The recent killing of a school teacher by a Class 9 student in Chennai has not only raised serious concerns about the general emotional instability of children, but also about the mental trauma that the boy must have gone through before he fatally attacked the teacher inside the school premises. Obviously, he was bogged down by a sense of helplessness with no means to vent his feelings.
That he is not the only child around who feels that way was brought to light subsequently through a study by a child psychiatrist from CMC, Vellore, Dr Paul Russell, who found that around 25 per cent of school children face emotional problems.
Our education system is such that children are impelled to please a whole range of people — teachers, parents, relatives, neighbours, friends and even their peers — and do not have anyone to whom they can open their hearts.

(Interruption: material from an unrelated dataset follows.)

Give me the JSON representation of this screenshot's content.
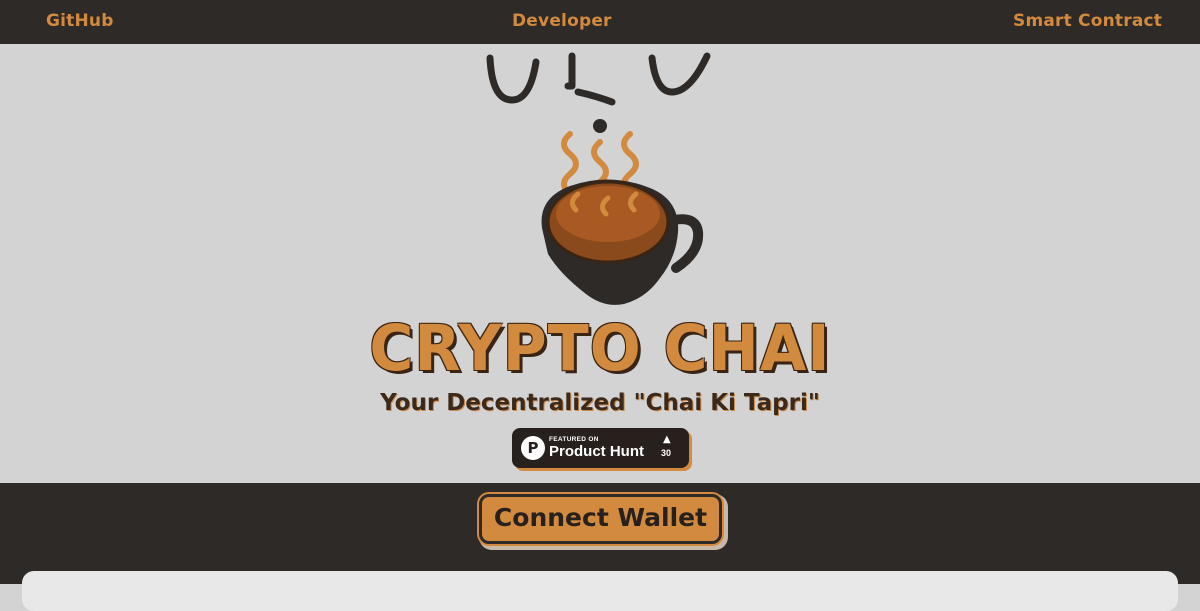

They try to solve their problems themselves and at times take wrong and drastic decisions. Many students take the suicide route to escape their problems. But is it not preposterous to assume that parents and teachers will not listen to you or that friends and classmates will mock you when you tell them that you have a problem? Even if your parents are not communicative, your teachers are inaccessible and your friends enjoy pulling your leg when you are down, not every one around lacks understanding. If your school does not have a professional counsellor, who is trained to help people sort out their issues, there could be others like relatives, neighbours or acquaintances ready for a patient hearing.
Yes, my simple advice is: Talk, talk it out. Do not let anger build up within you. You may have a justifiable reason to be angry with your teachers or for the matter any body. If adults have been harsh with you, remember that their intentions are good even if the manner in which they put across their ideas is not palatable to you. I am in no way justifying the ‘lack of understanding’ that you may see in elders. They behave that way not just because they are insensitive to your feelings but because they are driven by a desire for results, which in the case of students takes the form of making them study.

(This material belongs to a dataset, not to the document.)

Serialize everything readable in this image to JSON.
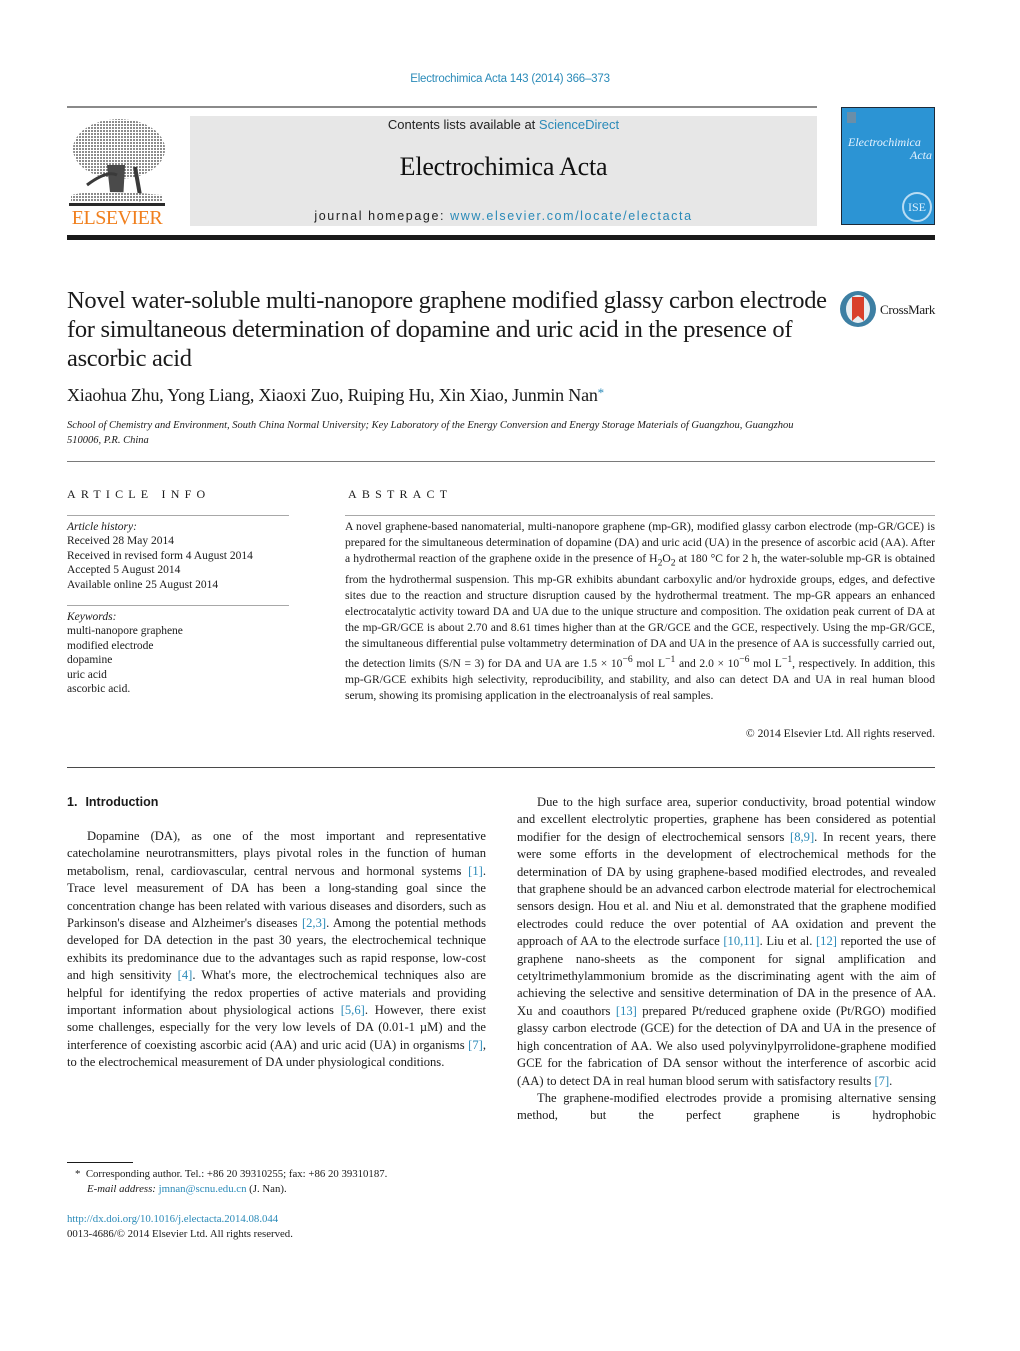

True, life does not begin and end with academics. There are other skills to develop in school and many who score low grades succeed in life.
If teachers and parents fail to realise that and treat children ‘shabbily’ for poor performance, do not blame them. Instead, take charge of your life, by taking responsibility for your failures. If you fail to make the grades, you will be pulled up.
Try to put up a better performance next time or take whatever you get in your stride. Do not get angry. Never think of violence as the answer to your woes. Violence has not solved any problems, anywhere. Wars and terrorism have only compounded problems.
Perhaps the Chennai tragedy is a wake-up call for adults, who should be prepared to change their approach towards children but it should also make students realise that getting emotional will take them nowhere.
In my view, a good teacher is one who treats the backbencher and the lowest scorer on par with the topper. Similarly, good students are those who understand that a teacher’s expectation for good grades and discipline is only to ensure a better future for the student.